[Opening DATA TO EXAMINE section]
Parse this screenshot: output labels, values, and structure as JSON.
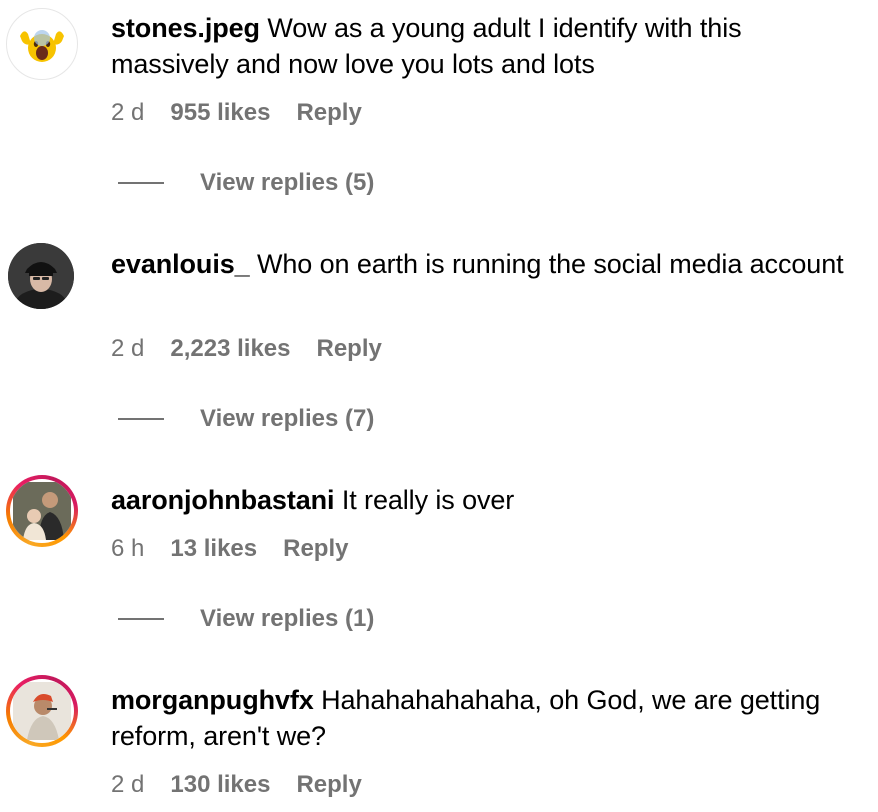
{
  "comments": [
    {
      "username": "stones.jpeg",
      "text": "Wow as a young adult I identify with this massively and now love you lots and lots",
      "time": "2 d",
      "likes": "955 likes",
      "reply_label": "Reply",
      "view_replies": "View replies (5)",
      "avatar_icon": "screaming-face-emoji-icon"
    },
    {
      "username": "evanlouis_",
      "text": "Who on earth is running the social media account",
      "time": "2 d",
      "likes": "2,223 likes",
      "reply_label": "Reply",
      "view_replies": "View replies (7)",
      "avatar_icon": "profile-photo-cap"
    },
    {
      "username": "aaronjohnbastani",
      "text": "It really is over",
      "time": "6 h",
      "likes": "13 likes",
      "reply_label": "Reply",
      "view_replies": "View replies (1)",
      "avatar_icon": "profile-photo-story-ring"
    },
    {
      "username": "morganpughvfx",
      "text": "Hahahahahahaha, oh God, we are getting reform, aren't we?",
      "time": "2 d",
      "likes": "130 likes",
      "reply_label": "Reply",
      "avatar_icon": "profile-photo-story-ring"
    }
  ],
  "colors": {
    "meta_text": "#737373",
    "story_ring_start": "#f9a825",
    "story_ring_end": "#d81b60"
  }
}
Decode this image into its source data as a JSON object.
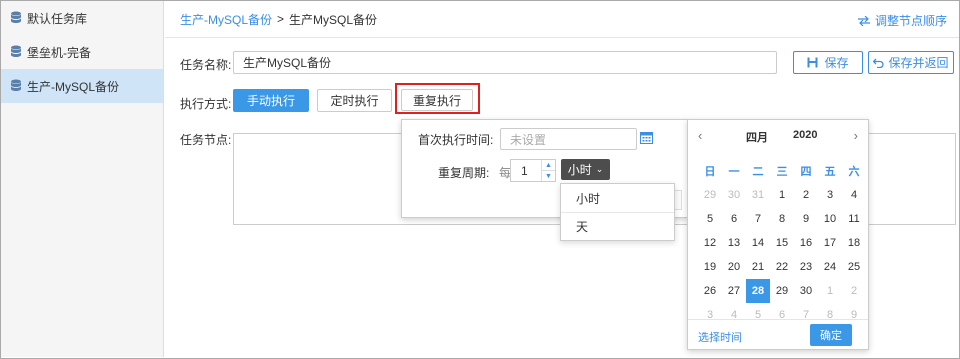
{
  "sidebar": {
    "items": [
      {
        "label": "默认任务库"
      },
      {
        "label": "堡垒机-完备"
      },
      {
        "label": "生产-MySQL备份"
      }
    ]
  },
  "header": {
    "breadcrumb_parent": "生产-MySQL备份",
    "breadcrumb_sep": ">",
    "breadcrumb_current": "生产MySQL备份",
    "reorder_label": "调整节点顺序"
  },
  "form": {
    "task_name_label": "任务名称:",
    "task_name_value": "生产MySQL备份",
    "save_label": "保存",
    "save_return_label": "保存并返回",
    "exec_mode_label": "执行方式:",
    "exec_modes": [
      "手动执行",
      "定时执行",
      "重复执行"
    ],
    "task_nodes_label": "任务节点:"
  },
  "repeat_popup": {
    "first_exec_label": "首次执行时间:",
    "first_exec_placeholder": "未设置",
    "period_label": "重复周期:",
    "every_label": "每",
    "period_value": "1",
    "unit_selected": "小时",
    "unit_options": [
      "小时",
      "天"
    ]
  },
  "calendar": {
    "prev": "‹",
    "next": "›",
    "month": "四月",
    "year": "2020",
    "weekdays": [
      "日",
      "一",
      "二",
      "三",
      "四",
      "五",
      "六"
    ],
    "days": [
      [
        "29",
        "30",
        "31",
        "1",
        "2",
        "3",
        "4"
      ],
      [
        "5",
        "6",
        "7",
        "8",
        "9",
        "10",
        "11"
      ],
      [
        "12",
        "13",
        "14",
        "15",
        "16",
        "17",
        "18"
      ],
      [
        "19",
        "20",
        "21",
        "22",
        "23",
        "24",
        "25"
      ],
      [
        "26",
        "27",
        "28",
        "29",
        "30",
        "1",
        "2"
      ],
      [
        "3",
        "4",
        "5",
        "6",
        "7",
        "8",
        "9"
      ]
    ],
    "selected_day": "28",
    "pick_time_label": "选择时间",
    "confirm_label": "确定"
  },
  "colors": {
    "accent": "#3a98e6",
    "highlight": "#e02020",
    "sidebar_active": "#cfe5f7"
  }
}
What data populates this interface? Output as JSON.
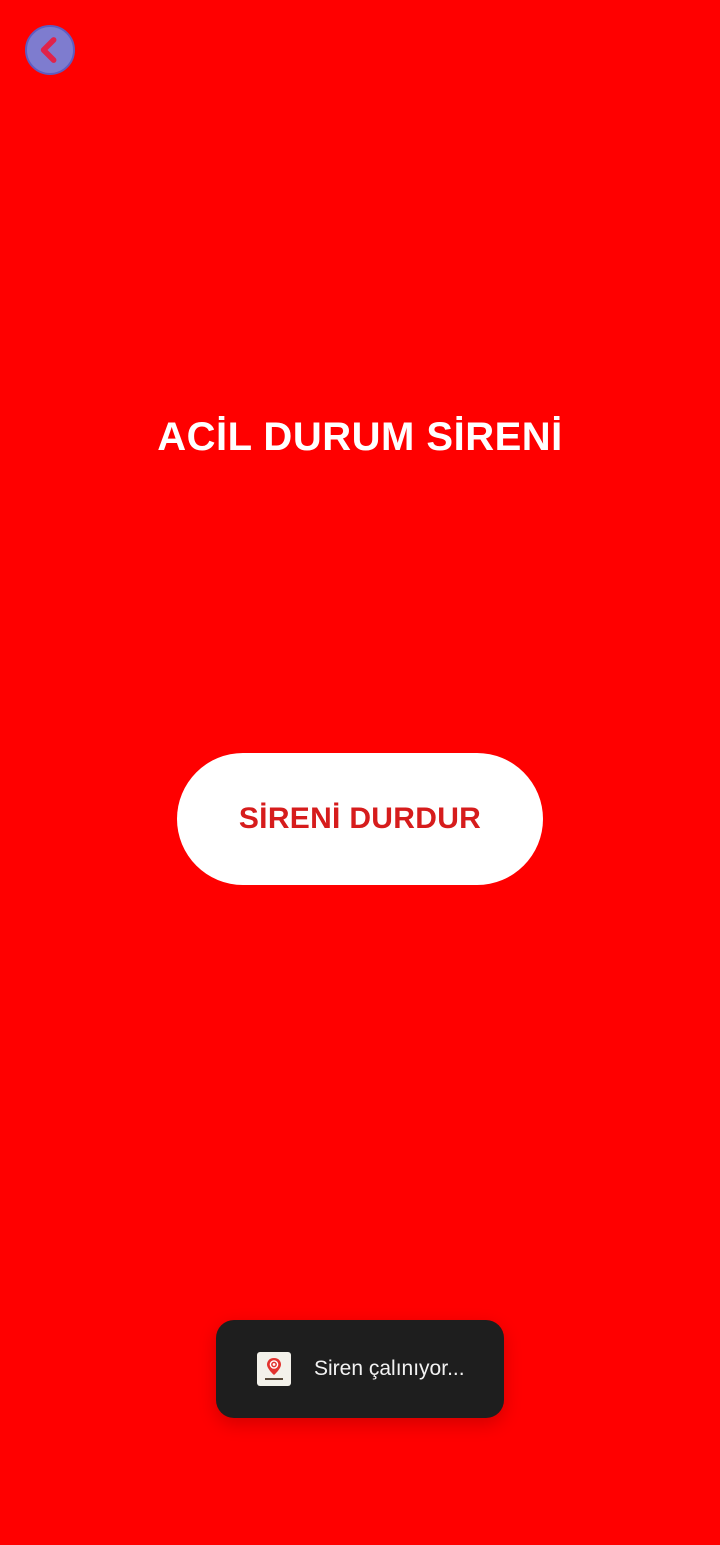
{
  "header": {
    "back_icon": "chevron-left-icon"
  },
  "main": {
    "title": "ACİL DURUM SİRENİ",
    "stop_button_label": "SİRENİ DURDUR"
  },
  "toast": {
    "app_icon": "app-logo-icon",
    "message": "Siren çalınıyor..."
  },
  "colors": {
    "background": "#ff0000",
    "button_bg": "#ffffff",
    "button_text": "#d61c1c",
    "back_button_bg": "#7e7ccf",
    "back_chevron": "#e0234a",
    "toast_bg": "#1e1e1e",
    "toast_text": "#f2f2f2"
  }
}
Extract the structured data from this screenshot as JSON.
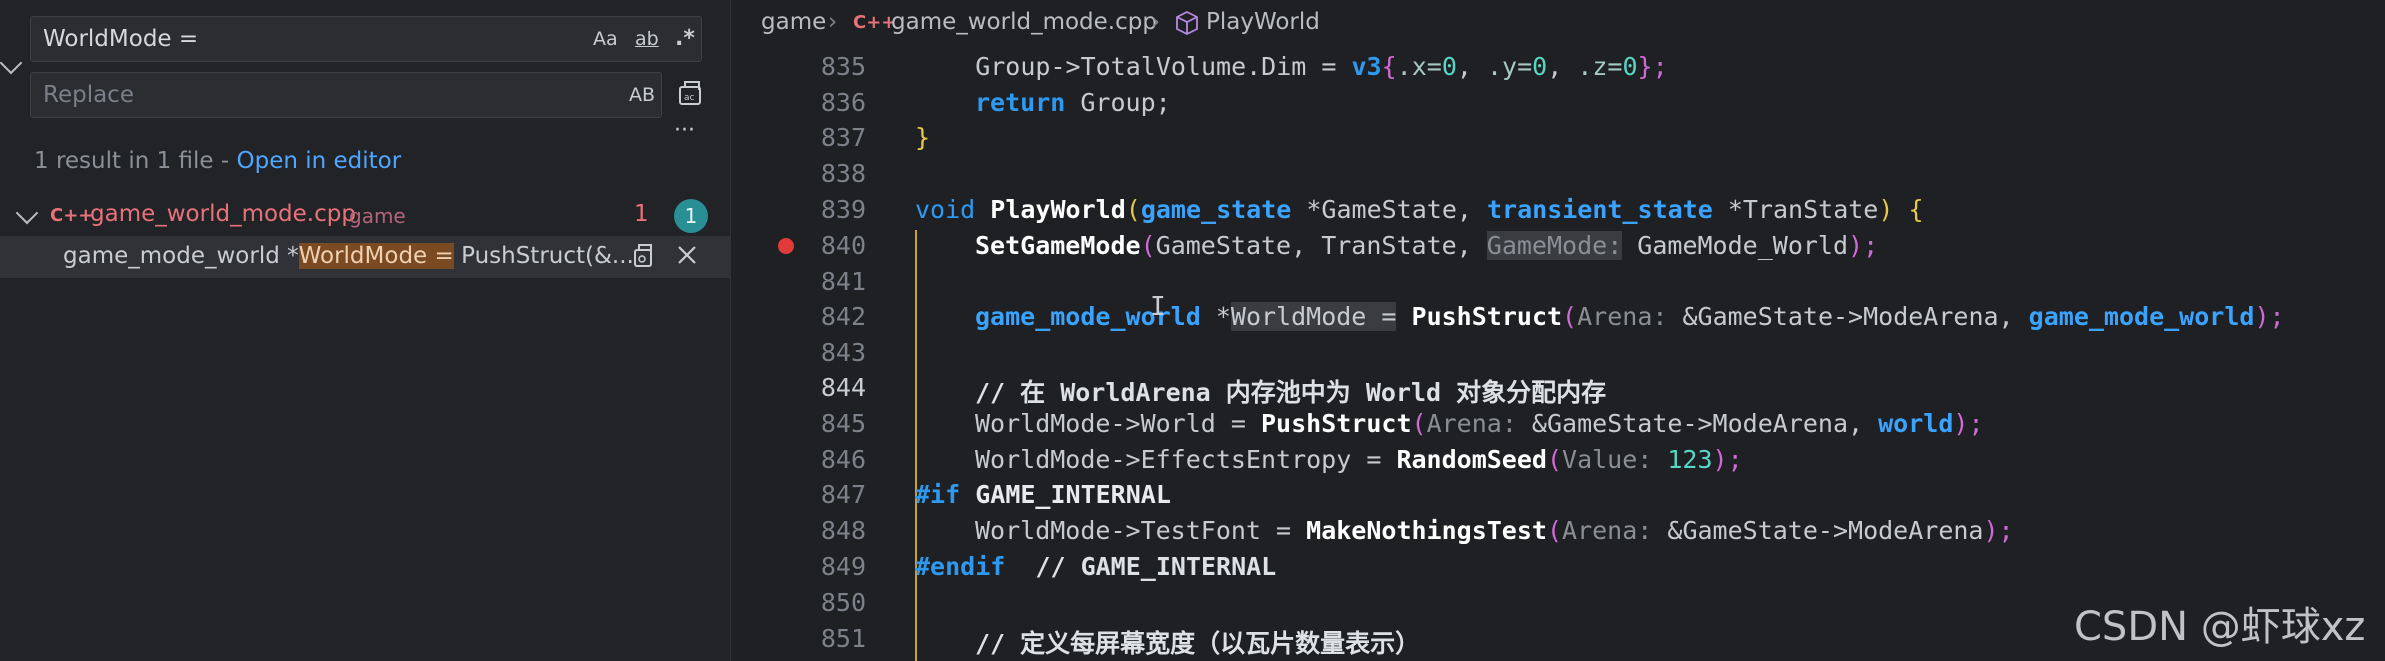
{
  "search": {
    "query": "WorldMode =",
    "replace_placeholder": "Replace",
    "match_case_label": "Aa",
    "whole_word_label": "ab",
    "regex_label": ".*",
    "preserve_case_label": "AB",
    "summary_prefix": "1 result in 1 file - ",
    "open_in_editor": "Open in editor",
    "more_label": "···",
    "file": {
      "icon": "C++",
      "name": "game_world_mode.cpp",
      "folder": "game",
      "count": "1",
      "badge": "1"
    },
    "match": {
      "before": "game_mode_world *",
      "highlight": "WorldMode =",
      "after": " PushStruct(&..."
    }
  },
  "breadcrumb": {
    "folder": "game",
    "file_icon": "C++",
    "file": "game_world_mode.cpp",
    "symbol_icon": "cube-icon",
    "symbol": "PlayWorld"
  },
  "line_numbers": [
    "835",
    "836",
    "837",
    "838",
    "839",
    "840",
    "841",
    "842",
    "843",
    "844",
    "845",
    "846",
    "847",
    "848",
    "849",
    "850",
    "851"
  ],
  "active_line": "844",
  "breakpoint_line": "840",
  "code": {
    "l835": {
      "a": "    Group->TotalVolume.Dim = ",
      "b": "v3",
      "c": "{",
      ".x": ".x=",
      "x": "0",
      "c1": ", ",
      ".y": ".y=",
      "y": "0",
      "c2": ", ",
      ".z": ".z=",
      "z": "0",
      "e": "};"
    },
    "l836": {
      "kw": "return",
      "rest": " Group;"
    },
    "l837": {
      "t": "}"
    },
    "l839": {
      "kw": "void",
      "sp": " ",
      "fn": "PlayWorld",
      "p1": "(",
      "t1": "game_state",
      "s1": " *GameState, ",
      "t2": "transient_state",
      "s2": " *TranState",
      "p2": ")",
      "sp2": " ",
      "br": "{"
    },
    "l840": {
      "fn": "SetGameMode",
      "p1": "(",
      "a": "GameState, TranState, ",
      "h": "GameMode:",
      "v": " GameMode_World",
      "p2": ");"
    },
    "l842": {
      "ty": "game_mode_world",
      "s": " *",
      "sel": "WorldMode =",
      "sp": " ",
      "fn": "PushStruct",
      "p1": "(",
      "h": "Arena:",
      "amp": " &",
      "v": "GameState->ModeArena, ",
      "ty2": "game_mode_world",
      "p2": ");"
    },
    "l844": {
      "c": "// 在 WorldArena 内存池中为 World 对象分配内存"
    },
    "l845": {
      "a": "WorldMode->World = ",
      "fn": "PushStruct",
      "p1": "(",
      "h": "Arena:",
      "amp": " &",
      "v": "GameState->ModeArena, ",
      "ty": "world",
      "p2": ");"
    },
    "l846": {
      "a": "WorldMode->EffectsEntropy = ",
      "fn": "RandomSeed",
      "p1": "(",
      "h": "Value:",
      "n": " 123",
      "p2": ");"
    },
    "l847": {
      "pp": "#if",
      "sp": " ",
      "w": "GAME_INTERNAL"
    },
    "l848": {
      "a": "WorldMode->TestFont = ",
      "fn": "MakeNothingsTest",
      "p1": "(",
      "h": "Arena:",
      "amp": " &",
      "v": "GameState->ModeArena",
      "p2": ");"
    },
    "l849": {
      "pp": "#endif",
      "c": "  // GAME_INTERNAL"
    },
    "l851": {
      "c": "// 定义每屏幕宽度（以瓦片数量表示）"
    }
  },
  "watermark": "CSDN @虾球xz",
  "colors": {
    "accent": "#4fa6ff",
    "file_match": "#e8727a",
    "badge": "#2a8f95",
    "breakpoint": "#e03a3a",
    "match_highlight": "#7a4a22"
  }
}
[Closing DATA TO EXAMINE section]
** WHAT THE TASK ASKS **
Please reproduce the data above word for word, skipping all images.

** REPLY **
Parse this screenshot: output labels, values, and structure as JSON.
{
  "comments": [
    {
      "username": "stones.jpeg",
      "text": "Wow as a young adult I identify with this massively and now love you lots and lots",
      "time": "2 d",
      "likes": "955 likes",
      "reply_label": "Reply",
      "view_replies": "View replies (5)",
      "avatar_icon": "screaming-face-emoji-icon"
    },
    {
      "username": "evanlouis_",
      "text": "Who on earth is running the social media account",
      "time": "2 d",
      "likes": "2,223 likes",
      "reply_label": "Reply",
      "view_replies": "View replies (7)",
      "avatar_icon": "profile-photo-cap"
    },
    {
      "username": "aaronjohnbastani",
      "text": "It really is over",
      "time": "6 h",
      "likes": "13 likes",
      "reply_label": "Reply",
      "view_replies": "View replies (1)",
      "avatar_icon": "profile-photo-story-ring"
    },
    {
      "username": "morganpughvfx",
      "text": "Hahahahahahaha, oh God, we are getting reform, aren't we?",
      "time": "2 d",
      "likes": "130 likes",
      "reply_label": "Reply",
      "avatar_icon": "profile-photo-story-ring"
    }
  ],
  "colors": {
    "meta_text": "#737373",
    "story_ring_start": "#f9a825",
    "story_ring_end": "#d81b60"
  }
}
Decode this image into its source data as a JSON object.
{
  "sidebar": {
    "items": [
      {
        "label": "默认任务库"
      },
      {
        "label": "堡垒机-完备"
      },
      {
        "label": "生产-MySQL备份"
      }
    ]
  },
  "header": {
    "breadcrumb_parent": "生产-MySQL备份",
    "breadcrumb_sep": ">",
    "breadcrumb_current": "生产MySQL备份",
    "reorder_label": "调整节点顺序"
  },
  "form": {
    "task_name_label": "任务名称:",
    "task_name_value": "生产MySQL备份",
    "save_label": "保存",
    "save_return_label": "保存并返回",
    "exec_mode_label": "执行方式:",
    "exec_modes": [
      "手动执行",
      "定时执行",
      "重复执行"
    ],
    "task_nodes_label": "任务节点:"
  },
  "repeat_popup": {
    "first_exec_label": "首次执行时间:",
    "first_exec_placeholder": "未设置",
    "period_label": "重复周期:",
    "every_label": "每",
    "period_value": "1",
    "unit_selected": "小时",
    "unit_options": [
      "小时",
      "天"
    ]
  },
  "calendar": {
    "prev": "‹",
    "next": "›",
    "month": "四月",
    "year": "2020",
    "weekdays": [
      "日",
      "一",
      "二",
      "三",
      "四",
      "五",
      "六"
    ],
    "days": [
      [
        "29",
        "30",
        "31",
        "1",
        "2",
        "3",
        "4"
      ],
      [
        "5",
        "6",
        "7",
        "8",
        "9",
        "10",
        "11"
      ],
      [
        "12",
        "13",
        "14",
        "15",
        "16",
        "17",
        "18"
      ],
      [
        "19",
        "20",
        "21",
        "22",
        "23",
        "24",
        "25"
      ],
      [
        "26",
        "27",
        "28",
        "29",
        "30",
        "1",
        "2"
      ],
      [
        "3",
        "4",
        "5",
        "6",
        "7",
        "8",
        "9"
      ]
    ],
    "selected_day": "28",
    "pick_time_label": "选择时间",
    "confirm_label": "确定"
  },
  "colors": {
    "accent": "#3a98e6",
    "highlight": "#e02020",
    "sidebar_active": "#cfe5f7"
  }
}
What data populates this interface? Output as JSON.
{
  "header": {
    "back_icon": "chevron-left-icon"
  },
  "main": {
    "title": "ACİL DURUM SİRENİ",
    "stop_button_label": "SİRENİ DURDUR"
  },
  "toast": {
    "app_icon": "app-logo-icon",
    "message": "Siren çalınıyor..."
  },
  "colors": {
    "background": "#ff0000",
    "button_bg": "#ffffff",
    "button_text": "#d61c1c",
    "back_button_bg": "#7e7ccf",
    "back_chevron": "#e0234a",
    "toast_bg": "#1e1e1e",
    "toast_text": "#f2f2f2"
  }
}
Extract the structured data from this screenshot as JSON.
{
  "search": {
    "query": "WorldMode =",
    "replace_placeholder": "Replace",
    "match_case_label": "Aa",
    "whole_word_label": "ab",
    "regex_label": ".*",
    "preserve_case_label": "AB",
    "summary_prefix": "1 result in 1 file - ",
    "open_in_editor": "Open in editor",
    "more_label": "···",
    "file": {
      "icon": "C++",
      "name": "game_world_mode.cpp",
      "folder": "game",
      "count": "1",
      "badge": "1"
    },
    "match": {
      "before": "game_mode_world *",
      "highlight": "WorldMode =",
      "after": " PushStruct(&..."
    }
  },
  "breadcrumb": {
    "folder": "game",
    "file_icon": "C++",
    "file": "game_world_mode.cpp",
    "symbol_icon": "cube-icon",
    "symbol": "PlayWorld"
  },
  "line_numbers": [
    "835",
    "836",
    "837",
    "838",
    "839",
    "840",
    "841",
    "842",
    "843",
    "844",
    "845",
    "846",
    "847",
    "848",
    "849",
    "850",
    "851"
  ],
  "active_line": "844",
  "breakpoint_line": "840",
  "code": {
    "l835": {
      "a": "    Group->TotalVolume.Dim = ",
      "b": "v3",
      "c": "{",
      ".x": ".x=",
      "x": "0",
      "c1": ", ",
      ".y": ".y=",
      "y": "0",
      "c2": ", ",
      ".z": ".z=",
      "z": "0",
      "e": "};"
    },
    "l836": {
      "kw": "return",
      "rest": " Group;"
    },
    "l837": {
      "t": "}"
    },
    "l839": {
      "kw": "void",
      "sp": " ",
      "fn": "PlayWorld",
      "p1": "(",
      "t1": "game_state",
      "s1": " *GameState, ",
      "t2": "transient_state",
      "s2": " *TranState",
      "p2": ")",
      "sp2": " ",
      "br": "{"
    },
    "l840": {
      "fn": "SetGameMode",
      "p1": "(",
      "a": "GameState, TranState, ",
      "h": "GameMode:",
      "v": " GameMode_World",
      "p2": ");"
    },
    "l842": {
      "ty": "game_mode_world",
      "s": " *",
      "sel": "WorldMode =",
      "sp": " ",
      "fn": "PushStruct",
      "p1": "(",
      "h": "Arena:",
      "amp": " &",
      "v": "GameState->ModeArena, ",
      "ty2": "game_mode_world",
      "p2": ");"
    },
    "l844": {
      "c": "// 在 WorldArena 内存池中为 World 对象分配内存"
    },
    "l845": {
      "a": "WorldMode->World = ",
      "fn": "PushStruct",
      "p1": "(",
      "h": "Arena:",
      "amp": " &",
      "v": "GameState->ModeArena, ",
      "ty": "world",
      "p2": ");"
    },
    "l846": {
      "a": "WorldMode->EffectsEntropy = ",
      "fn": "RandomSeed",
      "p1": "(",
      "h": "Value:",
      "n": " 123",
      "p2": ");"
    },
    "l847": {
      "pp": "#if",
      "sp": " ",
      "w": "GAME_INTERNAL"
    },
    "l848": {
      "a": "WorldMode->TestFont = ",
      "fn": "MakeNothingsTest",
      "p1": "(",
      "h": "Arena:",
      "amp": " &",
      "v": "GameState->ModeArena",
      "p2": ");"
    },
    "l849": {
      "pp": "#endif",
      "c": "  // GAME_INTERNAL"
    },
    "l851": {
      "c": "// 定义每屏幕宽度（以瓦片数量表示）"
    }
  },
  "watermark": "CSDN @虾球xz",
  "colors": {
    "accent": "#4fa6ff",
    "file_match": "#e8727a",
    "badge": "#2a8f95",
    "breakpoint": "#e03a3a",
    "match_highlight": "#7a4a22"
  }
}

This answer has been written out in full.